Repeat the records below exactly.
··· EXERCISE DATA
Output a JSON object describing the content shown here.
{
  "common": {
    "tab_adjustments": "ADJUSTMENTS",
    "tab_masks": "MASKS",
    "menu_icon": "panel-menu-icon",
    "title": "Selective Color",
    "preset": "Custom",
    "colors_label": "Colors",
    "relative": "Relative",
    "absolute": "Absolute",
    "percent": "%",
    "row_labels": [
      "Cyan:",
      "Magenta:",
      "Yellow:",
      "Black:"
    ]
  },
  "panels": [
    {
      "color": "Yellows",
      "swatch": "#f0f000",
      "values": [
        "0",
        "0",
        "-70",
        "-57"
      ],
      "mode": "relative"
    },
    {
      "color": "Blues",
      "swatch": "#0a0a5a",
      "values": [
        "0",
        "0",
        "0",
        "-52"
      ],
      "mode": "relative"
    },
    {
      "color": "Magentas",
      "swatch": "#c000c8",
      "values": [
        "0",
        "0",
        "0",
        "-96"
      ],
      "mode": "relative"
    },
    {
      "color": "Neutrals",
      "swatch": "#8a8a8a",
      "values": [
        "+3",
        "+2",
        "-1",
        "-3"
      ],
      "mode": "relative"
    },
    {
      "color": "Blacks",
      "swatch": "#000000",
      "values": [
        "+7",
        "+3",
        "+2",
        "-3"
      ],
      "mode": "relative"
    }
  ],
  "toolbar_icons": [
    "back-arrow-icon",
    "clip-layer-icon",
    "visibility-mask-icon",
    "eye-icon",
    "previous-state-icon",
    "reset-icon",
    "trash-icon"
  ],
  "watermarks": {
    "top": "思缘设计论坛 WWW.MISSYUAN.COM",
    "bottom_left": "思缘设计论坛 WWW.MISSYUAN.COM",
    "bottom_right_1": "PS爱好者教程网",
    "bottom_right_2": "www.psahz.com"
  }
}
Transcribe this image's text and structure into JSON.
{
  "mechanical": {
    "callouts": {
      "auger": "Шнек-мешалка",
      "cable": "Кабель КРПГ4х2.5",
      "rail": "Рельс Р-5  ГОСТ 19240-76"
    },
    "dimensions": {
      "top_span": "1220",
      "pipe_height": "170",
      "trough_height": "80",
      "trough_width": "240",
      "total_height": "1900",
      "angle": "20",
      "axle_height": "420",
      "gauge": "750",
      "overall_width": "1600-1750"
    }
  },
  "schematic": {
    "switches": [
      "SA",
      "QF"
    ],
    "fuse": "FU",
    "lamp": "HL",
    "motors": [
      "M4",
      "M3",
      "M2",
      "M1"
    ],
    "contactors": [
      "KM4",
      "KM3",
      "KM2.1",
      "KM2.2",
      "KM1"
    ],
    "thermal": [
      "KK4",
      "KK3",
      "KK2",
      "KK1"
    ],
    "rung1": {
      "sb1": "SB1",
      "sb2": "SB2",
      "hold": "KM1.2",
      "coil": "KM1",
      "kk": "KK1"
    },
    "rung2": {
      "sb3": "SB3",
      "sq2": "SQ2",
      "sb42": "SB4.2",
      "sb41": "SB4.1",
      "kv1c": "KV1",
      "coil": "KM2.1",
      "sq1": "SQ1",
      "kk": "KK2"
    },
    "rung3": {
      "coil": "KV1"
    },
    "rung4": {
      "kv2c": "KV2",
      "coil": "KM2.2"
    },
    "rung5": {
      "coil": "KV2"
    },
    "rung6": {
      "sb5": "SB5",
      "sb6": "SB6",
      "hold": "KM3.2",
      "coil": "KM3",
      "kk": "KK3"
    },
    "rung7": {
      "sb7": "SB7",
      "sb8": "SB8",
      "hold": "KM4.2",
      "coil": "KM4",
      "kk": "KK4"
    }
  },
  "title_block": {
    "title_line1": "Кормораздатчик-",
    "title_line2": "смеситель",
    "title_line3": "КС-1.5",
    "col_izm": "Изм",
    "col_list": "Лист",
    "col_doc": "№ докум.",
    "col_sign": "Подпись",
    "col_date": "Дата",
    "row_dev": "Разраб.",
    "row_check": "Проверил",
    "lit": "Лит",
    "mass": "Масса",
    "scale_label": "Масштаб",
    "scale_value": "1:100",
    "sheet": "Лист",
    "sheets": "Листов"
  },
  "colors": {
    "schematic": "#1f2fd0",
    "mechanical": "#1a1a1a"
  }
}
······
◆ **RESPONSE TO THIS TASK**:
Output a JSON object describing the content shown here.
{
  "common": {
    "tab_adjustments": "ADJUSTMENTS",
    "tab_masks": "MASKS",
    "menu_icon": "panel-menu-icon",
    "title": "Selective Color",
    "preset": "Custom",
    "colors_label": "Colors",
    "relative": "Relative",
    "absolute": "Absolute",
    "percent": "%",
    "row_labels": [
      "Cyan:",
      "Magenta:",
      "Yellow:",
      "Black:"
    ]
  },
  "panels": [
    {
      "color": "Yellows",
      "swatch": "#f0f000",
      "values": [
        "0",
        "0",
        "-70",
        "-57"
      ],
      "mode": "relative"
    },
    {
      "color": "Blues",
      "swatch": "#0a0a5a",
      "values": [
        "0",
        "0",
        "0",
        "-52"
      ],
      "mode": "relative"
    },
    {
      "color": "Magentas",
      "swatch": "#c000c8",
      "values": [
        "0",
        "0",
        "0",
        "-96"
      ],
      "mode": "relative"
    },
    {
      "color": "Neutrals",
      "swatch": "#8a8a8a",
      "values": [
        "+3",
        "+2",
        "-1",
        "-3"
      ],
      "mode": "relative"
    },
    {
      "color": "Blacks",
      "swatch": "#000000",
      "values": [
        "+7",
        "+3",
        "+2",
        "-3"
      ],
      "mode": "relative"
    }
  ],
  "toolbar_icons": [
    "back-arrow-icon",
    "clip-layer-icon",
    "visibility-mask-icon",
    "eye-icon",
    "previous-state-icon",
    "reset-icon",
    "trash-icon"
  ],
  "watermarks": {
    "top": "思缘设计论坛 WWW.MISSYUAN.COM",
    "bottom_left": "思缘设计论坛 WWW.MISSYUAN.COM",
    "bottom_right_1": "PS爱好者教程网",
    "bottom_right_2": "www.psahz.com"
  }
}
Transcribe this image's text and structure into JSON.
{
  "mechanical": {
    "callouts": {
      "auger": "Шнек-мешалка",
      "cable": "Кабель КРПГ4х2.5",
      "rail": "Рельс Р-5  ГОСТ 19240-76"
    },
    "dimensions": {
      "top_span": "1220",
      "pipe_height": "170",
      "trough_height": "80",
      "trough_width": "240",
      "total_height": "1900",
      "angle": "20",
      "axle_height": "420",
      "gauge": "750",
      "overall_width": "1600-1750"
    }
  },
  "schematic": {
    "switches": [
      "SA",
      "QF"
    ],
    "fuse": "FU",
    "lamp": "HL",
    "motors": [
      "M4",
      "M3",
      "M2",
      "M1"
    ],
    "contactors": [
      "KM4",
      "KM3",
      "KM2.1",
      "KM2.2",
      "KM1"
    ],
    "thermal": [
      "KK4",
      "KK3",
      "KK2",
      "KK1"
    ],
    "rung1": {
      "sb1": "SB1",
      "sb2": "SB2",
      "hold": "KM1.2",
      "coil": "KM1",
      "kk": "KK1"
    },
    "rung2": {
      "sb3": "SB3",
      "sq2": "SQ2",
      "sb42": "SB4.2",
      "sb41": "SB4.1",
      "kv1c": "KV1",
      "coil": "KM2.1",
      "sq1": "SQ1",
      "kk": "KK2"
    },
    "rung3": {
      "coil": "KV1"
    },
    "rung4": {
      "kv2c": "KV2",
      "coil": "KM2.2"
    },
    "rung5": {
      "coil": "KV2"
    },
    "rung6": {
      "sb5": "SB5",
      "sb6": "SB6",
      "hold": "KM3.2",
      "coil": "KM3",
      "kk": "KK3"
    },
    "rung7": {
      "sb7": "SB7",
      "sb8": "SB8",
      "hold": "KM4.2",
      "coil": "KM4",
      "kk": "KK4"
    }
  },
  "title_block": {
    "title_line1": "Кормораздатчик-",
    "title_line2": "смеситель",
    "title_line3": "КС-1.5",
    "col_izm": "Изм",
    "col_list": "Лист",
    "col_doc": "№ докум.",
    "col_sign": "Подпись",
    "col_date": "Дата",
    "row_dev": "Разраб.",
    "row_check": "Проверил",
    "lit": "Лит",
    "mass": "Масса",
    "scale_label": "Масштаб",
    "scale_value": "1:100",
    "sheet": "Лист",
    "sheets": "Листов"
  },
  "colors": {
    "schematic": "#1f2fd0",
    "mechanical": "#1a1a1a"
  }
}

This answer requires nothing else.